Contents

  1. Cover – Preface – Authors – Contents
  2. Chapter 1 Outline
  3. Chapter 2 Effect of employment-based training on job-seekers
  4. Chapter 3 Use of employment-based training and human resource development in companies: From follow-up interview surveys with participating companies
  5. Appendix 1 (Company interview survey)
  6. Appendix 2 (Job-seekers follow-up survey: "Survey on Career Change")

Research Categories

Project Research "Research on Vocational Capability Development System in Response to Economic and Social Changes"

Subtheme "Survey Research on directions for capability development measures"

Research Period

FY2012 (Surveys conducted FY2010-2012)

Authors

Reiko KOSUGI
Research Director, The Japan Institute for Labour Policy and Training (JILPT)
Hiromi HARA
Associate Professor, Faculty of Human Sciences and Design, Japan Women’s University (formerly Vice Senior Researcher, JILPT)
Yoko TAKAHASHI
Project Researcher, Institute of Social Science, The University of Tokyo
Kengo YASUI
Associate Professor, College of Economics, Ritsumeikan University
Yuzo YAMAMOTO
Assistant, College of Economics, Aoyama Gakuin University (formerly Research Assistant, JILPT)
Tomohiro TAKAMI
Research Assistant, JILPT
Tomu OGAWA
Research Assistant, JILPT
Yuki ONOZUKA
Research Assistant, JILPT

Related Information
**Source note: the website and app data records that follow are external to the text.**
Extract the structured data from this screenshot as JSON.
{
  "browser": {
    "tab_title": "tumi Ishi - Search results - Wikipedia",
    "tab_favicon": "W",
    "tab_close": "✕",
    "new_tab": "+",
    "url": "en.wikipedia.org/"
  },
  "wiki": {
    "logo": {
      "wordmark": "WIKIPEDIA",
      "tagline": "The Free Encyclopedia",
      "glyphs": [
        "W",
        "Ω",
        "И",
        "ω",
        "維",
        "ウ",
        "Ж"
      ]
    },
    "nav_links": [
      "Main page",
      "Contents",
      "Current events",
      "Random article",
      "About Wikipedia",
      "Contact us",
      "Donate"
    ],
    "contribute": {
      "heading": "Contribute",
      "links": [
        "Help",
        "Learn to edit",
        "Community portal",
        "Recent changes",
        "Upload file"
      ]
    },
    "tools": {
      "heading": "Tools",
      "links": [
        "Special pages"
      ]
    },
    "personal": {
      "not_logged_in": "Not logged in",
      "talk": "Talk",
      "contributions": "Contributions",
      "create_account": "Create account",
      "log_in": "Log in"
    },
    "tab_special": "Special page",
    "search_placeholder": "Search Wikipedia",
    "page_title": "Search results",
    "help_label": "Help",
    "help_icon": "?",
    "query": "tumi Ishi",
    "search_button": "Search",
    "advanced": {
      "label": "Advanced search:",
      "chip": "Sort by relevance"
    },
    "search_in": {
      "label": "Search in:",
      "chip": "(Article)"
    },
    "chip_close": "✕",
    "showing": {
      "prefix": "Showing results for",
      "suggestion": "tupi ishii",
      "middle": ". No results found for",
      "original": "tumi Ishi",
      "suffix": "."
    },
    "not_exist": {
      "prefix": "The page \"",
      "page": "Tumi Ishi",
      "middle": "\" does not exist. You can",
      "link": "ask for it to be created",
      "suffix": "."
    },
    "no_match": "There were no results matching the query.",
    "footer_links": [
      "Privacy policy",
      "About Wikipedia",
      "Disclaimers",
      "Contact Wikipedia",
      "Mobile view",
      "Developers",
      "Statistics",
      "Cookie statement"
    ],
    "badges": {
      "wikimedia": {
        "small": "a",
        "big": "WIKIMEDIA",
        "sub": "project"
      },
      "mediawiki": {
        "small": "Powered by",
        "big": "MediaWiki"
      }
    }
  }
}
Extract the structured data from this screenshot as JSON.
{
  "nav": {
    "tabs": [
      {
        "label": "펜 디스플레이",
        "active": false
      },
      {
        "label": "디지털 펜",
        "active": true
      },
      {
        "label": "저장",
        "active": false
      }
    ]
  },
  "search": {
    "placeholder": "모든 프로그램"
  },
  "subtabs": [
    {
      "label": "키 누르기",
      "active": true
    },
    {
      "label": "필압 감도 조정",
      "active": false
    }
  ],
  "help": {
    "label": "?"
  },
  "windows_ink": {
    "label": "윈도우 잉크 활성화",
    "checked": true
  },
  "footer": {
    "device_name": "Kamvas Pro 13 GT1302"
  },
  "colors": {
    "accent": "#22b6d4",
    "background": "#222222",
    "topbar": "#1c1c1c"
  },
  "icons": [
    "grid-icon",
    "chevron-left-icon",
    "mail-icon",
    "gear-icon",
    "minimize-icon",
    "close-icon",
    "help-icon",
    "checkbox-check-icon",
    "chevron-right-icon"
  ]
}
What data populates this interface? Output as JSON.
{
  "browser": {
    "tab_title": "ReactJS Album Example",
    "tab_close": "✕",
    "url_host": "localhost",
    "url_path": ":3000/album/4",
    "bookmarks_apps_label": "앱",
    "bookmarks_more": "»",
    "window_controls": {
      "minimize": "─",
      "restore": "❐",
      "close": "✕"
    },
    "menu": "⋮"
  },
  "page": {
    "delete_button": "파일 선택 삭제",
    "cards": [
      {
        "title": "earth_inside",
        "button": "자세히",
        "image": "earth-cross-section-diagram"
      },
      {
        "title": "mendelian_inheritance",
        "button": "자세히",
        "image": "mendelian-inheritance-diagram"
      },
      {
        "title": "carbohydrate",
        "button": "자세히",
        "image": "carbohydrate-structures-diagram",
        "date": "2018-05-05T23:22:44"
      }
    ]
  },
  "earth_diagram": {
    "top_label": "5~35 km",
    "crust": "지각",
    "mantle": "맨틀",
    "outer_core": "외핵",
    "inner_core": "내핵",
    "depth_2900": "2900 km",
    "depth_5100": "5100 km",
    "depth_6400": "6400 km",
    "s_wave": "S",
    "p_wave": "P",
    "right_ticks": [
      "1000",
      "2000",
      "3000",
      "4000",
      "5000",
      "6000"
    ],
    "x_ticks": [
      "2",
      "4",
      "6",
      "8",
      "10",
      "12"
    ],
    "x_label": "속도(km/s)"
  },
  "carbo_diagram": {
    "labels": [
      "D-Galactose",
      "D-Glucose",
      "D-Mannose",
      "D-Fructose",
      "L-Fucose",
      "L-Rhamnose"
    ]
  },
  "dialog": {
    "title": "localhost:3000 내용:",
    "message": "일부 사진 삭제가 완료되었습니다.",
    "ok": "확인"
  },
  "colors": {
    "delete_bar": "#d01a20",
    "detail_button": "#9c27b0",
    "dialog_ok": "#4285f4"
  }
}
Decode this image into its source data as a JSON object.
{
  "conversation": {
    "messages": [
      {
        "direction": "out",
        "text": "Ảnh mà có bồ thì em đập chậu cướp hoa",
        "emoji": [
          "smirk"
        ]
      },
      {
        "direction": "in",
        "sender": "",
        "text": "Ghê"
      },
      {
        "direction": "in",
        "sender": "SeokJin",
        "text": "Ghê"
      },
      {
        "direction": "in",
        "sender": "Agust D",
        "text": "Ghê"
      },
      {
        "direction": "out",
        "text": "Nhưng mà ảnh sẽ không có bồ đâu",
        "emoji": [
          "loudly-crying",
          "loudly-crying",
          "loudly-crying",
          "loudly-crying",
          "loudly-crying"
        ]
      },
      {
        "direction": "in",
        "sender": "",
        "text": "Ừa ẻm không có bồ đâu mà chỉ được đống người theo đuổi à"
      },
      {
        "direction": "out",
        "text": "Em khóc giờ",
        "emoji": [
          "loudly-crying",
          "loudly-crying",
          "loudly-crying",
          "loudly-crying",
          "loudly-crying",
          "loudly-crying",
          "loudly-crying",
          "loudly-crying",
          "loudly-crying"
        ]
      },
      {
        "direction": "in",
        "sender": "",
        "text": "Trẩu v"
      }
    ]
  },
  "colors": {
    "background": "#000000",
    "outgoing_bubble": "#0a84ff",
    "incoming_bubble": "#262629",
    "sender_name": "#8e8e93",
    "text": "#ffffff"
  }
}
  • JILPT Research Report > No.153 Effects and Problems of Employment Type Training in the Job Card System